DATA FOR ANALYSIS section start

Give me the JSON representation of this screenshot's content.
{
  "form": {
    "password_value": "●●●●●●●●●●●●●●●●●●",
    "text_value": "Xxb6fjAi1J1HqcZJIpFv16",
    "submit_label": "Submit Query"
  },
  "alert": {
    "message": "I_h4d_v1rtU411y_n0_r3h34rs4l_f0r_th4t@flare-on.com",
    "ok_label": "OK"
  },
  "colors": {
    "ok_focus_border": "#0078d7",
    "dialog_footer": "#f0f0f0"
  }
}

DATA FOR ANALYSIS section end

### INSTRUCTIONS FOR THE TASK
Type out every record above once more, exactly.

### ANSWER BOX
Give me the JSON representation of this screenshot's content.
{
  "form": {
    "password_value": "●●●●●●●●●●●●●●●●●●",
    "text_value": "Xxb6fjAi1J1HqcZJIpFv16",
    "submit_label": "Submit Query"
  },
  "alert": {
    "message": "I_h4d_v1rtU411y_n0_r3h34rs4l_f0r_th4t@flare-on.com",
    "ok_label": "OK"
  },
  "colors": {
    "ok_focus_border": "#0078d7",
    "dialog_footer": "#f0f0f0"
  }
}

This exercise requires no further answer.